How did the MTA subway lines get their letter or number? NYCurious

This is part of our NYCurious series, where we answer your burning questions about the city. Ask yours here.

The subway train numbers and letters New Yorkers are familiar with weren’t introduced until the 1960s, decades after the first underground trains were running in the city.

So how did they each get named? And why were some letters skipped?

Here’s a look back at the history of the city’s subway nomenclature.

How did the subway lines get their letter or number?


The city’s subway system started in the early 1900s with two private companies, the Interborough Rapid Transit Company (IRT) and the Brooklyn-Manhattan Transit Corporation (BMT).

During that time, the trains were referred to by the company that owned them and their route, such as IRT Broadway Line or BMT Brighton Line, New York Transit Museum curator Jodi Shapiro said.


Around 1925, the BMT introduced a numbering system, using the numbers 1 through 16, Shapiro said, but “these numbers weren’t used in stations or maps, and didn’t even appear on most trains because train cars had no way to display the numbers.”


When the first city-run subway service, the Independent Subway System (IND), launched, it used the letters A through H, and S (for special), to name its routes, Shapiro said. 

“A single letter meant it was an express train, double meant local,” she explained.


All three systems were merged and taken over by the city.


A number system was introduced on the IRT lines after a new type of subway car, the R12, was added in 1948, Shapiro said. These cars had prominent signs on the sides and front for the numbers.

“There was some confusion because both the IRT and the BMT had a 1 train at this time, so most people still referred to trains by their route names,” she added. 

Early 1960s

In 1960, the BMT lines were renamed somewhat geographically with letters J through T, and SS for shuttle services, and the IND lines retained their A through H letters.

Some trains also had a T or B attached if it went through a tunnel or over a bridge. For example, the QT or the QB, Shapiro said.


The format New Yorkers are familiar with today — the colored “bullet” with a number or letter in the center — was adopted in 1967. 

“This was partly in anticipation of the formation of the MTA, which happened in 1968, and partly because of the opening of the Chrystie Street Connection,” which connected the BMT and IND lines, Shapiro said. 

The IRT lines kept the numbers and became known as the A Division of the subway system, while the BMT and IND lines kept the letters and became known as the B Division of the system.

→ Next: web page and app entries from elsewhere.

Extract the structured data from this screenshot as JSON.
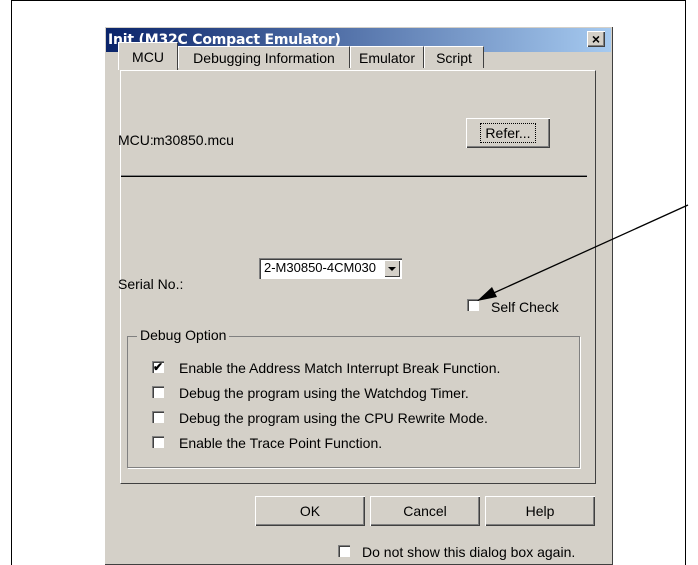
{
  "dialog": {
    "title": "Init (M32C Compact Emulator)",
    "close_icon": "×"
  },
  "tabs": [
    {
      "label": "MCU",
      "active": true
    },
    {
      "label": "Debugging Information",
      "active": false
    },
    {
      "label": "Emulator",
      "active": false
    },
    {
      "label": "Script",
      "active": false
    }
  ],
  "mcu": {
    "label": "MCU:",
    "value": "m30850.mcu",
    "refer_button": "Refer..."
  },
  "serial": {
    "label": "Serial No.:",
    "selected": "2-M30850-4CM030"
  },
  "self_check": {
    "label": "Self Check",
    "checked": false
  },
  "debug_option": {
    "title": "Debug Option",
    "options": [
      {
        "label": "Enable the Address Match Interrupt Break Function.",
        "checked": true,
        "check_mark": "✔"
      },
      {
        "label": "Debug the program using the Watchdog Timer.",
        "checked": false,
        "check_mark": ""
      },
      {
        "label": "Debug the program using the CPU Rewrite Mode.",
        "checked": false,
        "check_mark": ""
      },
      {
        "label": "Enable the Trace Point Function.",
        "checked": false,
        "check_mark": ""
      }
    ]
  },
  "buttons": {
    "ok": "OK",
    "cancel": "Cancel",
    "help": "Help"
  },
  "dont_show": {
    "label": "Do not show this dialog box again.",
    "checked": false
  }
}
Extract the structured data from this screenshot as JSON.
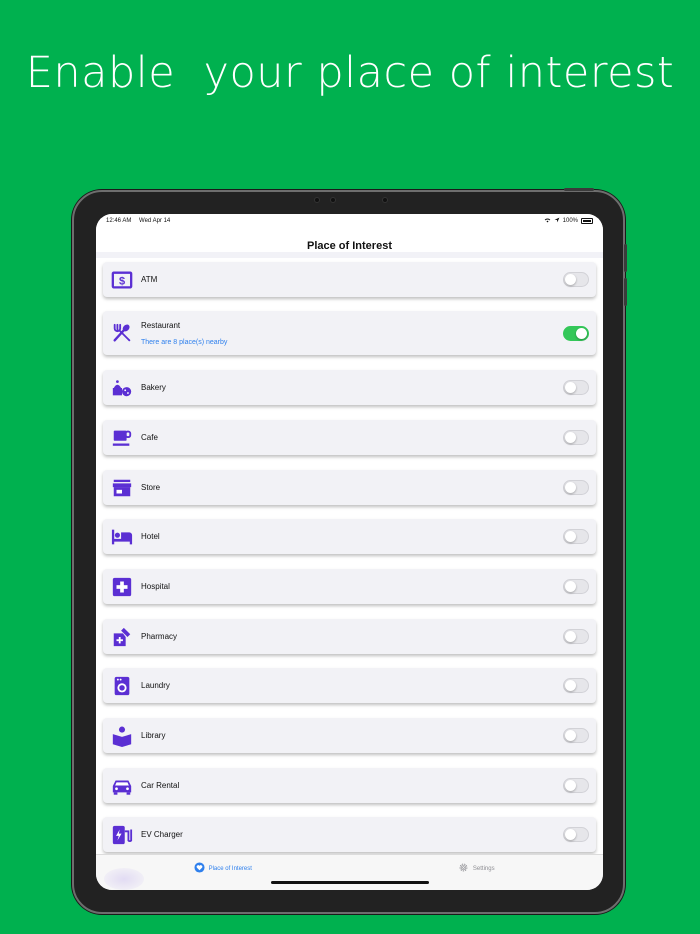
{
  "headline": "Enable  your place of interest",
  "status_bar": {
    "time": "12:46 AM",
    "date": "Wed Apr 14",
    "battery": "100%"
  },
  "nav": {
    "title": "Place of Interest"
  },
  "accent_color": "#5b2fd3",
  "toggle_on_color": "#34c759",
  "items": [
    {
      "label": "ATM",
      "icon": "atm-icon",
      "enabled": false,
      "subtitle": ""
    },
    {
      "label": "Restaurant",
      "icon": "fork-spoon-icon",
      "enabled": true,
      "subtitle": "There are 8 place(s) nearby"
    },
    {
      "label": "Bakery",
      "icon": "bakery-icon",
      "enabled": false,
      "subtitle": ""
    },
    {
      "label": "Cafe",
      "icon": "coffee-cup-icon",
      "enabled": false,
      "subtitle": ""
    },
    {
      "label": "Store",
      "icon": "store-icon",
      "enabled": false,
      "subtitle": ""
    },
    {
      "label": "Hotel",
      "icon": "bed-icon",
      "enabled": false,
      "subtitle": ""
    },
    {
      "label": "Hospital",
      "icon": "medical-cross-icon",
      "enabled": false,
      "subtitle": ""
    },
    {
      "label": "Pharmacy",
      "icon": "pharmacy-icon",
      "enabled": false,
      "subtitle": ""
    },
    {
      "label": "Laundry",
      "icon": "washing-machine-icon",
      "enabled": false,
      "subtitle": ""
    },
    {
      "label": "Library",
      "icon": "reading-person-icon",
      "enabled": false,
      "subtitle": ""
    },
    {
      "label": "Car Rental",
      "icon": "car-icon",
      "enabled": false,
      "subtitle": ""
    },
    {
      "label": "EV Charger",
      "icon": "ev-charger-icon",
      "enabled": false,
      "subtitle": ""
    }
  ],
  "tabs": [
    {
      "label": "Place of Interest",
      "icon": "heart-icon",
      "active": true
    },
    {
      "label": "Settings",
      "icon": "gear-icon",
      "active": false
    }
  ]
}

The current subway colors were introduced. The colors are mostly grouped by “trunk” lines, or the street in Manhattan that the trains primarily run under, such as Broadway or Lexington Avenue. Exceptions include the Crosstown Line, which doesn’t go into Manhattan, and the Canarsie and Flushing lines, which are named after neighborhoods in Brooklyn and Queens, respectively.

Here are the colors for each line:

IND Eighth Avenue Line (ACE): Blue

IND Sixth Avenue Line (BDFM): Orange

IND Crosstown Line (G): Lime green

BMT Broadway Line (NQRW): Yellow

BMT Canarsie Line (L): Gray

BMT Nassau Street Line (JZ): Brown

IRT Seventh Avenue Line (123): Red

IRT Lexington Avenue Line (456): Green

IRT Flushing Avenue Line (7): Purple

Why weren’t some letters used?

There are a variety of reasons some letters were never used. For example, I and O look too familiar to the numbers 1 and 0, Shapiro said. 

U and Y weren’t used because they are homonyms for English words, and X was ruled out because it is used internally as a placeholder for routes and extensions that are under construction, she explained.

It isn’t entirely clear why P was initially skipped, Shapiro said, but it was proposed for multiple line extensions or other services that never happened.

H, K, T and V were used in the past but aren’t anymore. The numbers 8 and 9 also were used in the past.

Can letter trains run on number routes and vice versa?

The letter trains (originally the BMT and IND trains) are actually wider and longer than the number trains (originally the IRT trains), so letter trains can’t run in the tunnels built for the others.

Number trains can run in the letter train tunnels, but they aren’t used for passengers because the gap between the train and the platform would be too wide.